I cut my hair. It's the shortest it's ever been since before I was 10 and my mother would insist on cutting my hair ... even through my wailings. If you could have seen how my mother cut hair, bangs especially, you'd understand why I wailed. Her bang-cut had a tendency to be one length on one side of the face and then become shorter towards the other side. I always felt I looked like a xylophone.

This recent cut was done professionally. My new stylist had been going shorter and shorter with my hair even though I kept saying to her longer and longer ... a bit of a deja vu with my mother. I finally asked her why she was insisting on giving me short hair? Her response was "Mary, I think you've had the same hair style for a very long time and I'd just like to see you go with something different." This was a pretty good answer, she was right.

Jim loved my long hair. Whenever I would tell him I'd be going to get my hair done he would say "she's not going to cut it too short is she?" And when I would return he would check first for the length. I was OK with this, I'm a long haired kind of gal. Plus I wanted to be attractive to the most important person in my life, so I made sure to keep all styles on the longer side.

Now, there is no one at home to critique this cut. No one to bemoan this new, short, spiky hair. I feel I've stepped into a bit of a transformation by doing this. Split the chrysalis down the back and started a tiny bit of shedding. An act of defiance as well as independence. The great thing is, and maybe this just comes with age, but I forget about the hair. I don't see the world any differently so I forget that others see me looking differently now. "Wow! You cut your hair!" Oh right, yup, I did. I remember a time when my hair and how it looked could be incredibly traumatic; running into the bedroom after my first perm unable to show myself in public for several hours.

Buddhist nuns shave their heads. Female friends of ours challenged this practice years ago when they were going on a retreat. They were told that too much ego is wrapped up in the hair and thus everyone attending the retreat, including the women, needed to shave their heads. I think about that a lot. It's true, there is a great deal of ego wrapped up in how our hair looks, for most women anyway. We can spend a great deal of time in front of a mirror getting the hair to look just right. Well, mine doesn't take much time now and looks pretty different to me. Although I'm not wild about it, I like the act I took for this change. But, I admit, it's taking some getting use to.

I think I'm already in the process of growing it out ....

Loving you all back,


  1. Until it grows out, I'll just call you Xyla. That's Greek for "wood," actually. A xylophone is a "woodsound."

  2. Courage ~ you have it in spades, dear. Sometimes having the hair cut is indeed a way to say to the outside world and ourselves ~ I am not the same.
    I send you my love.

  3. Hannah ... I just might be a "wood sound". I like that.
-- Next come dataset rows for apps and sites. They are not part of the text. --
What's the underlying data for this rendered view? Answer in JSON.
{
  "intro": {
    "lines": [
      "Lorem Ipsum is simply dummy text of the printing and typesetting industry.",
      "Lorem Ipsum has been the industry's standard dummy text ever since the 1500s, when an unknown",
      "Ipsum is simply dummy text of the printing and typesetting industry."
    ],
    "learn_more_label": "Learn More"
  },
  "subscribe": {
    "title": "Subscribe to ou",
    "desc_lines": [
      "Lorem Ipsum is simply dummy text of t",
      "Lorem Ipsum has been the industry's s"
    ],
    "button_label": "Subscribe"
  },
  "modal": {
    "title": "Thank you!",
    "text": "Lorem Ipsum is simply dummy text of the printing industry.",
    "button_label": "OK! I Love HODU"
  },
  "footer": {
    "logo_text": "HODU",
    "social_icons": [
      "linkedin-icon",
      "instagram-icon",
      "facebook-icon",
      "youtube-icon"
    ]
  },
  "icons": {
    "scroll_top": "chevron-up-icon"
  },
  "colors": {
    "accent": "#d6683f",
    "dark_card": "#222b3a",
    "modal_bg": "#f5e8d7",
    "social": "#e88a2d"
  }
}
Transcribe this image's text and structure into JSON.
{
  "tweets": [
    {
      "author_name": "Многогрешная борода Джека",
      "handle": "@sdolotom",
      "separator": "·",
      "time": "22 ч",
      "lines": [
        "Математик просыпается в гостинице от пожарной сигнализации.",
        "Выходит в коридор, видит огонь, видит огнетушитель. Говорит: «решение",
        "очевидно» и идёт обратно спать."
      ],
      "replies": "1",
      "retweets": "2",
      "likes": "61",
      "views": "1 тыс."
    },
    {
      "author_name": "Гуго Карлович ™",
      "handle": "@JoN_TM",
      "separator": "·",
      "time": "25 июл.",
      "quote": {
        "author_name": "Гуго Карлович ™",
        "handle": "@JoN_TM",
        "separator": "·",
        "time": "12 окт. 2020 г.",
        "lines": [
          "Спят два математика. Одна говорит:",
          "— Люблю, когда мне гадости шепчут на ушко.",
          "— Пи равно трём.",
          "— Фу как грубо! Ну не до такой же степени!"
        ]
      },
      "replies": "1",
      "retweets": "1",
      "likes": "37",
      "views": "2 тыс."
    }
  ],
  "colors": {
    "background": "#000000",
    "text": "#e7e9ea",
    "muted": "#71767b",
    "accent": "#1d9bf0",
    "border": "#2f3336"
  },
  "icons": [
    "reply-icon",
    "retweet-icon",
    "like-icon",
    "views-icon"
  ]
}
    Rosemary ... it does indeed feel like a big change and one I'm dealing with far better then ever before - in terms of a hair cut that is. Must be a bit of "I don't really care" thrown in. New wings in some ways.

    Love you gals!